The system was, for all intents and purposes, dead by 1986. VHS reigned over all others as the King of Home Video. Shortly after the demise of Selectavision, RCA was bought out. (The name lives on, but they don’t actually develop their own technology anymore as far as I know.)

However, this doesn’t mean that Selectavision didn’t have its day in the sun. Thousands of titles were available for the system and people actually bought them, even after player production had stopped.

My dad bought one of the players when we still lived in California. I’m guessing sometime in 1984 or so, probably when they were cutting the price way down just to get the players sold. He brought it with him when we moved, and since the format was dying by then, you could get discs pretty damn cheap.

As a result, we had a whole stack of the damn things, including the Star Wars movies, Alien, and a few Rocky movies. We also had what I recently learned is a hard title to find: a disc with two episodes of Rainbow Brite on it. I watched the shit out of that thing even though the disc skipped a lot. Eventually my dad copied it to VHS for me, before the disc totally crapped out.

My dad still had the player and the collection of discs as recently as 2003, but then he GOT RID OF IT. Without asking me if I wanted it first. He said it didn’t work anymore, but according to what he said was wrong with it, it probably just needed a new belt and a new stylus. I would have taken good care of that thing. Therefore, one of these days I’m buying another one. I’ve heard that if you know how to contact them, RCA (or whoever owns them) still has a large inventory of styli stashed away somewhere, probably in a warehouse that looks like the final scene of Raiders of the Lost Ark.

I didn’t mean for this to get as long as it did. But there you go.

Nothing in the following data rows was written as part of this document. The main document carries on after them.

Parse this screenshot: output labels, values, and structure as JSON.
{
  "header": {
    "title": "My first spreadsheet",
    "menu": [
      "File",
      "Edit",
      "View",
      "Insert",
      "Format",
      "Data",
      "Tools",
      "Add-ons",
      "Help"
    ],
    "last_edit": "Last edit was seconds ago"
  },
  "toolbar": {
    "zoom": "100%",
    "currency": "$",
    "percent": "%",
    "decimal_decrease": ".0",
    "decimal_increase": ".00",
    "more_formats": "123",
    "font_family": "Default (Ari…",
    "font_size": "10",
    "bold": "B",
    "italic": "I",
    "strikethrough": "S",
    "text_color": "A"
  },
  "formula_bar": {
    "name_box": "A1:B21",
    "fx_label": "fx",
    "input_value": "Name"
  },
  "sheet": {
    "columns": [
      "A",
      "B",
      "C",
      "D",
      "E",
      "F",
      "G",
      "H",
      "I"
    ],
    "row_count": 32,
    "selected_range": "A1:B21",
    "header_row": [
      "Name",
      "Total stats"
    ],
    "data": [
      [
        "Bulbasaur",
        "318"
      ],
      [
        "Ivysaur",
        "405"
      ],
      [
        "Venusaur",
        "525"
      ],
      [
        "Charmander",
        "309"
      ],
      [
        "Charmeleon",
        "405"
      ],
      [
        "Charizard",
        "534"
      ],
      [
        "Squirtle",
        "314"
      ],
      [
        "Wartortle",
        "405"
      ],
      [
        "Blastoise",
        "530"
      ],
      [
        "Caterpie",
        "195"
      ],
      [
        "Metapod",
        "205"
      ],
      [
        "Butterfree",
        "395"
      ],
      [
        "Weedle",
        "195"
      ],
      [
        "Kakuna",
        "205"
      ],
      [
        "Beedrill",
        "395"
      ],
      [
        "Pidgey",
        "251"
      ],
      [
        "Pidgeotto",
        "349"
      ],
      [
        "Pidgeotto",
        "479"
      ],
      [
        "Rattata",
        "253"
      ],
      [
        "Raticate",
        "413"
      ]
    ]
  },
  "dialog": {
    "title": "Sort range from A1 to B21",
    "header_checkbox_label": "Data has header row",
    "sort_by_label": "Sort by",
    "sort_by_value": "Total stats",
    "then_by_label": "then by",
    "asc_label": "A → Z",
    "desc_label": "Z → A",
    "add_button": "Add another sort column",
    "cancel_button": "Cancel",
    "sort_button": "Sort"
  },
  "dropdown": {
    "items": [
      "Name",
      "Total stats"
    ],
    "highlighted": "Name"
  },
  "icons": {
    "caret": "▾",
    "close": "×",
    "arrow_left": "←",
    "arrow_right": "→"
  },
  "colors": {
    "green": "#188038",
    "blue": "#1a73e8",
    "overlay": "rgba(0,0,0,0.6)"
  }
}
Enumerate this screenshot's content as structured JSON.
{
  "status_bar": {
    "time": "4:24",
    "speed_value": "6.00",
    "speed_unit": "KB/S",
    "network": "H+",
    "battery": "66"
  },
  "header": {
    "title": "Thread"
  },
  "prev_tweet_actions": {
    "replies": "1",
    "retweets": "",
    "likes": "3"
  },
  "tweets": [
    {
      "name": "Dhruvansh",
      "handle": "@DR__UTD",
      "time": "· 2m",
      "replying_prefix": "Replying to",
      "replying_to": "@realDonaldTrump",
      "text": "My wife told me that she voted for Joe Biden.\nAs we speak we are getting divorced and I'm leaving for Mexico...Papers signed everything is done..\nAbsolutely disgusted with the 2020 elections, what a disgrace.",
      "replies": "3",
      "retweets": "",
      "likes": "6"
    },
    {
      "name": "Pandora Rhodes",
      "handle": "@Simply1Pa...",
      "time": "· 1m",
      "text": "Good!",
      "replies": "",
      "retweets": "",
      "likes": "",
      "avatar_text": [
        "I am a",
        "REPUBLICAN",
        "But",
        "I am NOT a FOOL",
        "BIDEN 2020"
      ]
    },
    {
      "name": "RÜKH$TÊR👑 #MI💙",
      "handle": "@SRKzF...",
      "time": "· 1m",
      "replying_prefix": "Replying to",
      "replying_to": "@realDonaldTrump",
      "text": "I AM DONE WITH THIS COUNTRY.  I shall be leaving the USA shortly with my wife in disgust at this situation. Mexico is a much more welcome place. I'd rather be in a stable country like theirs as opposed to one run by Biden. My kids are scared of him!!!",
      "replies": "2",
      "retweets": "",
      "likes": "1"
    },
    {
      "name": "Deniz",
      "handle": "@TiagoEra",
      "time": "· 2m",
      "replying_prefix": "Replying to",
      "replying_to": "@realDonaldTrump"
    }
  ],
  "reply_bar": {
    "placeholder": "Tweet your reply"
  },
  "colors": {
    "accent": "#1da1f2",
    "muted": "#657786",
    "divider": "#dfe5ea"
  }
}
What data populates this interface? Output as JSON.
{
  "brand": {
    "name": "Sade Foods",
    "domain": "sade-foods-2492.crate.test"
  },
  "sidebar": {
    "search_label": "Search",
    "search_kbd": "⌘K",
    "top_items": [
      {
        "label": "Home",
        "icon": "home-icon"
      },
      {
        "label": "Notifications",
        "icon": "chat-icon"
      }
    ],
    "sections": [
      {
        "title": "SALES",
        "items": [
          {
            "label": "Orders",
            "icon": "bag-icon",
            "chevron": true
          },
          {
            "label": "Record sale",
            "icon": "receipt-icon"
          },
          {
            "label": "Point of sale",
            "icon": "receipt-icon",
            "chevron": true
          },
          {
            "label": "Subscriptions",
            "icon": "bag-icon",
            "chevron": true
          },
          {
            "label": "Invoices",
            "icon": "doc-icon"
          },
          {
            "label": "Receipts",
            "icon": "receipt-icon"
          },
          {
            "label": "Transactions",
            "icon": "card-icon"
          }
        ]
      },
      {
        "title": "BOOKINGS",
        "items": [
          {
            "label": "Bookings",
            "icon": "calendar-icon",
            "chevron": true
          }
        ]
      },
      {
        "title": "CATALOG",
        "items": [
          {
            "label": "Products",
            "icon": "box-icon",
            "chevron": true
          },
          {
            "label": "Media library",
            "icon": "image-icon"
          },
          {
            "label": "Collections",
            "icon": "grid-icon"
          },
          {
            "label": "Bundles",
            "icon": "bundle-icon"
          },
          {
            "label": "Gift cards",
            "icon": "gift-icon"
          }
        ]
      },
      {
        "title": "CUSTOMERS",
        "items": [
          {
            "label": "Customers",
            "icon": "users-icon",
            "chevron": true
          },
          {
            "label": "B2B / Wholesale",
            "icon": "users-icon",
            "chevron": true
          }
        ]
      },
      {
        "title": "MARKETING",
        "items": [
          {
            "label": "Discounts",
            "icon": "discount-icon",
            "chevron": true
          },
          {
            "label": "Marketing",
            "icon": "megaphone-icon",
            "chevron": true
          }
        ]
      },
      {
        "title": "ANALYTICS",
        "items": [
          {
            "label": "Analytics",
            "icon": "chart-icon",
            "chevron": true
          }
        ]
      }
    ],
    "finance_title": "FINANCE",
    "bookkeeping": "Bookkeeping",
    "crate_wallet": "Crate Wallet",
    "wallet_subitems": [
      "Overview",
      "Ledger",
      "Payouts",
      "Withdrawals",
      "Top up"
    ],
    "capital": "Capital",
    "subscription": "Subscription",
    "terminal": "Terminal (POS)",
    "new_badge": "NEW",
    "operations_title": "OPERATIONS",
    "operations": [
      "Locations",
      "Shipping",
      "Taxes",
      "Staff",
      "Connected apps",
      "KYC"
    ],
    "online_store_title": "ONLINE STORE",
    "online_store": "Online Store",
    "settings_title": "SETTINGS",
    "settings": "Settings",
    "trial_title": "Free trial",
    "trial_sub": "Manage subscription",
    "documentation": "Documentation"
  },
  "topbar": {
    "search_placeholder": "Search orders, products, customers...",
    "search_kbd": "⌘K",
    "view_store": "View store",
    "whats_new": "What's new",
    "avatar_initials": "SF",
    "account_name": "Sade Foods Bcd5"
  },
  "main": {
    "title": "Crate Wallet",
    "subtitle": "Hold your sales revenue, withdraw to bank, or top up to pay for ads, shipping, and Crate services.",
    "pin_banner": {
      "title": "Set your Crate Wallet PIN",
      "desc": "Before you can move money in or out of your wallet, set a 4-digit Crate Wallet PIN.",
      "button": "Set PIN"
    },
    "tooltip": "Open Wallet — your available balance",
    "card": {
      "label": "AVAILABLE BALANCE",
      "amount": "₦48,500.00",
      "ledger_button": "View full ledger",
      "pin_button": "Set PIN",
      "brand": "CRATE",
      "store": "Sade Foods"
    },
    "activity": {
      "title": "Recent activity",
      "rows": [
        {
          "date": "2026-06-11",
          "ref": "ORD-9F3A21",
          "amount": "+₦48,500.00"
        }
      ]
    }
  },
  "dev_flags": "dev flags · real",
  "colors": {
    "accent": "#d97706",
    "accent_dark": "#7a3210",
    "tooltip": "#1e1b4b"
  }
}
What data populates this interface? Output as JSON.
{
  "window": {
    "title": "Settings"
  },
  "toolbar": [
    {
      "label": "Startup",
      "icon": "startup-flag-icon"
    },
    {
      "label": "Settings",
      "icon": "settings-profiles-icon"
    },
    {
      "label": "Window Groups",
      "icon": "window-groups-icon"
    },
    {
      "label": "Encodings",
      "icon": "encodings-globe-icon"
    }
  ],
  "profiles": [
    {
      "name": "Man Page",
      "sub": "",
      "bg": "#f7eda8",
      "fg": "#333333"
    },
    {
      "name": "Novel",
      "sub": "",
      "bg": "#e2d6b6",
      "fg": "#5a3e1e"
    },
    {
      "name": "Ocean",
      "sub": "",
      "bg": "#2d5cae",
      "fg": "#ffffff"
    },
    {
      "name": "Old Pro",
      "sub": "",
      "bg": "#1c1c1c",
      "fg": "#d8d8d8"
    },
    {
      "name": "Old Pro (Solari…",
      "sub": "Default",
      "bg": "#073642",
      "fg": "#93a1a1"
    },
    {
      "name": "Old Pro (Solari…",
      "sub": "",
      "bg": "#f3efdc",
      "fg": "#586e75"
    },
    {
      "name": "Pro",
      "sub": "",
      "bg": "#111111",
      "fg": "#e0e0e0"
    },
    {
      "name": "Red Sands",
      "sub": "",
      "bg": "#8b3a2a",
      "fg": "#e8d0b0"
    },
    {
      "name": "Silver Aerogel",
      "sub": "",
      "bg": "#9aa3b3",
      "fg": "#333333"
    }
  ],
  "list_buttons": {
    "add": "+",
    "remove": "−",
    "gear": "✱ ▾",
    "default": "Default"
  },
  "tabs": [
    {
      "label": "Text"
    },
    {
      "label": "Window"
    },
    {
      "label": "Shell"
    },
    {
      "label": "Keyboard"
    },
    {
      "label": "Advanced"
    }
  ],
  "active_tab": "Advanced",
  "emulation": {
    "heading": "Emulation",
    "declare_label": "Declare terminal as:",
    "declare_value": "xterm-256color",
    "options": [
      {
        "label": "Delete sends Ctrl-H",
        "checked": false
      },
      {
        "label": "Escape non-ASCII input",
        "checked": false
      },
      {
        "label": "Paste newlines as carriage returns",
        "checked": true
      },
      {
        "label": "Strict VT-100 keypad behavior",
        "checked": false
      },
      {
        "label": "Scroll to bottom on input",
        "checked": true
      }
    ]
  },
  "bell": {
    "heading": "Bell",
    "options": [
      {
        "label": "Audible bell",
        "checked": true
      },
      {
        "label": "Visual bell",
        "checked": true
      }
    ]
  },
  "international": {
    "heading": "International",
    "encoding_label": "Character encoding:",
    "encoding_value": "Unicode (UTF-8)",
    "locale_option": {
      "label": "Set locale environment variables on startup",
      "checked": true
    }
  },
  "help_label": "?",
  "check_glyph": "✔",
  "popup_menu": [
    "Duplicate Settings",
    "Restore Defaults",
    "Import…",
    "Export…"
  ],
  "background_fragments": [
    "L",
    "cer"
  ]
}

Afterthought: The singular of “media” is “medium”. It took me until now to notice the errors. I’m not an idiot, honestly.